The Rasa has a total kerb weight of just 580kg – nearly half that of a regular small car – and features a carbon composite chassis and only 18 moving parts in the entire powertrain. Riversimple will adopt an open-source approach to its technology and componentry to encourage the proliferation of its technology and economies of scale within its sector, along the lines of the recent Italian OSVehicle Tabby and French Ampool electric vehicle projects.
In motion, hydrogen will pass through the Rasa’s small 8.5kW fuel cell (the size currently used in forklift trucks, equivalent to 11hp), where it will combine with oxygen to form water and electricity to drive the motors positioned in each of the four wheels, giving the car four-wheel-drive.
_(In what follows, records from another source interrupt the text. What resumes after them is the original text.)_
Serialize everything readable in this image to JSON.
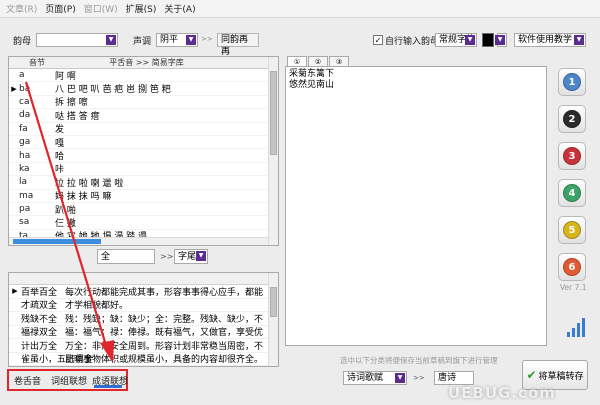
{
  "menu": [
    "文章(R)",
    "页面(P)",
    "窗口(W)",
    "扩展(S)",
    "关于(A)"
  ],
  "toolbar": {
    "rhyme_label": "韵母",
    "rhyme_value": "",
    "tone_label": "声调",
    "tone_value": "阴平",
    "arrows": ">>",
    "same_rhyme_btn": "同韵再再",
    "auto_input_label": "自行输入韵母",
    "font_value": "常规字体",
    "usage_value": "软件使用教学"
  },
  "syllable_grid": {
    "headers": [
      "音节",
      "平舌音 >> 简易字库"
    ],
    "rows": [
      {
        "syl": "a",
        "chars": "阿 啊"
      },
      {
        "syl": "ba",
        "chars": "八 巴 吧 叭 芭 疤 岜 捌 笆 粑"
      },
      {
        "syl": "ca",
        "chars": "拆 擦 嚓"
      },
      {
        "syl": "da",
        "chars": "哒 搭 答 瘩"
      },
      {
        "syl": "fa",
        "chars": "发"
      },
      {
        "syl": "ga",
        "chars": "嘎"
      },
      {
        "syl": "ha",
        "chars": "哈"
      },
      {
        "syl": "ka",
        "chars": "咔"
      },
      {
        "syl": "la",
        "chars": "垃 拉 啦 喇 邋 啦"
      },
      {
        "syl": "ma",
        "chars": "妈 抹 抹 吗 嘛"
      },
      {
        "syl": "pa",
        "chars": "趴 啪"
      },
      {
        "syl": "sa",
        "chars": "仨 撒"
      },
      {
        "syl": "ta",
        "chars": "他 它 她 牠 塌 溻 踏 遢"
      }
    ]
  },
  "search": {
    "value": "全",
    "arrows": ">>",
    "position_value": "字尾"
  },
  "phrases": [
    {
      "word": "百举百全",
      "desc": "每次行动都能完成其事，形容事事得心应手，都能"
    },
    {
      "word": "才疏双全",
      "desc": "才学相貌都好。"
    },
    {
      "word": "残缺不全",
      "desc": "残：残缺；缺：缺少；全：完整。残缺、缺少，不"
    },
    {
      "word": "福禄双全",
      "desc": "福：福气；禄：俸禄。既有福气，又做官，享受优"
    },
    {
      "word": "计出万全",
      "desc": "万全：非常安全周到。形容计划非常稳当周密，不"
    },
    {
      "word": "雀虽小，五脏俱全",
      "desc": "比喻事物体积或规模虽小，具备的内容却很齐全。"
    }
  ],
  "bottom_tabs": [
    "卷舌音",
    "词组联想",
    "成语联想"
  ],
  "editor": {
    "tabs": [
      "①",
      "②",
      "③"
    ],
    "lines": [
      "采菊东篱下",
      "悠然见南山"
    ]
  },
  "right_footer": {
    "hint": "选中以下分类将便保存当前草稿到旗下进行管理",
    "category_value": "诗词歌赋",
    "arrows": ">>",
    "dynasty_value": "唐诗",
    "save_label": "将草稿转存"
  },
  "version": "Ver 7.1",
  "side_buttons": [
    {
      "num": "1",
      "color": "#4a86c8"
    },
    {
      "num": "2",
      "color": "#2b2b2b"
    },
    {
      "num": "3",
      "color": "#c8323c"
    },
    {
      "num": "4",
      "color": "#3ca468"
    },
    {
      "num": "5",
      "color": "#d9b51c"
    },
    {
      "num": "6",
      "color": "#e05a34"
    }
  ],
  "watermark": "UEBUG.com",
  "colors": {
    "accent": "#5b2c8f",
    "highlight": "#e0262c",
    "tab_underline": "#2f6fd1"
  }
}
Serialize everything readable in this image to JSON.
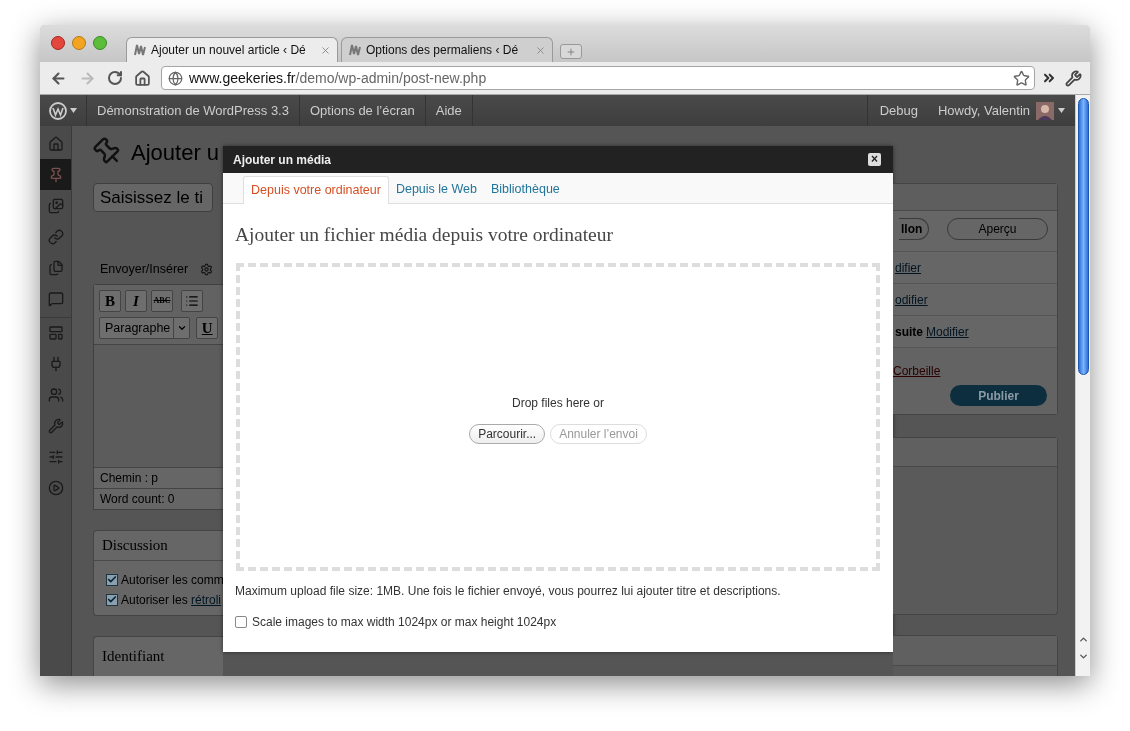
{
  "browser": {
    "tabs": [
      {
        "title": "Ajouter un nouvel article ‹ Dé",
        "selected": true
      },
      {
        "title": "Options des permaliens ‹ Dé",
        "selected": false
      }
    ],
    "url": {
      "host": "www.geekeries.fr",
      "path": "/demo/wp-admin/post-new.php"
    }
  },
  "admin_bar": {
    "left_items": [
      "Démonstration de WordPress 3.3",
      "Options de l’écran",
      "Aide"
    ],
    "right_items": [
      "Debug"
    ],
    "greeting": "Howdy, Valentin"
  },
  "sidebar": {
    "items": [
      {
        "kind": "home",
        "selected": false
      },
      {
        "kind": "posts",
        "selected": true
      },
      {
        "kind": "media",
        "selected": false
      },
      {
        "kind": "links",
        "selected": false
      },
      {
        "kind": "pages",
        "selected": false
      },
      {
        "kind": "comments",
        "selected": false
      },
      {
        "kind": "appearance",
        "selected": false
      },
      {
        "kind": "plugins",
        "selected": false
      },
      {
        "kind": "users",
        "selected": false
      },
      {
        "kind": "tools",
        "selected": false
      },
      {
        "kind": "settings",
        "selected": false
      },
      {
        "kind": "collapse",
        "selected": false
      }
    ]
  },
  "editor": {
    "heading": "Ajouter u",
    "title_placeholder": "Saisissez le ti",
    "upload_label": "Envoyer/Insérer",
    "buttons": [
      "B",
      "I",
      "ABC"
    ],
    "format": "Paragraphe",
    "underline": "U",
    "path": "Chemin : p",
    "word_count": "Word count: 0"
  },
  "discussion": {
    "title": "Discussion",
    "options": [
      {
        "label": "Autoriser les comm",
        "checked": true
      },
      {
        "label": "Autoriser les ",
        "link": "rétroli",
        "checked": true
      }
    ]
  },
  "identifiant": {
    "title": "Identifiant"
  },
  "publish_box": {
    "draft_button": "llon",
    "preview_button": "Aperçu",
    "rows": [
      {
        "link": "difier"
      },
      {
        "link": "odifier"
      },
      {
        "label": "suite",
        "link": "Modifier"
      }
    ],
    "trash": "Corbeille",
    "publish_button": "Publier"
  },
  "modal": {
    "title": "Ajouter un média",
    "close": "×",
    "tabs": [
      {
        "label": "Depuis votre ordinateur",
        "selected": true
      },
      {
        "label": "Depuis le Web",
        "selected": false
      },
      {
        "label": "Bibliothèque",
        "selected": false
      }
    ],
    "heading": "Ajouter un fichier média depuis votre ordinateur",
    "drop_text": "Drop files here or",
    "browse_button": "Parcourir...",
    "cancel_button": {
      "label": "Annuler l’envoi",
      "disabled": true
    },
    "info": "Maximum upload file size: 1MB. Une fois le fichier envoyé, vous pourrez lui ajouter titre et descriptions.",
    "scale_option": {
      "label": "Scale images to max width 1024px or max height 1024px",
      "checked": false
    }
  }
}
More than 50 per cent of the kinetic energy produced under braking is recovered and turned into electricity to boost the car’s acceleration via a bank of super-capacitors.
The result is a range of up to 300 miles on 1.5kg of hydrogen, resulting in an estimated fuel economy equivalent to 250mpg, and with a top speed of 60mph. At around 40g CO2/km, Riversimple anticipates that the Rasa will have the lowest carbon emissions for any vehicle ‘well-to-wheel’, with water the car’s only output.
Speaking at the Rasa’s reveal, Hugo Spowers, the founder of Riversimple Movement Ltd, said: ‘The Rasa engineering prototype marks another key milestone in bringing an affordable and highly-efficient hydrogen-powered car to market. We really have started from a clean sheet of paper, the Rasa giving us the opportunity to introduce customers to a more convenient concept of motoring, a lightness of ownership that neither places a burden on the pockets of motorists or the surrounding environment. The car is simple, light and fun.’
Images courtesy of Rivesimple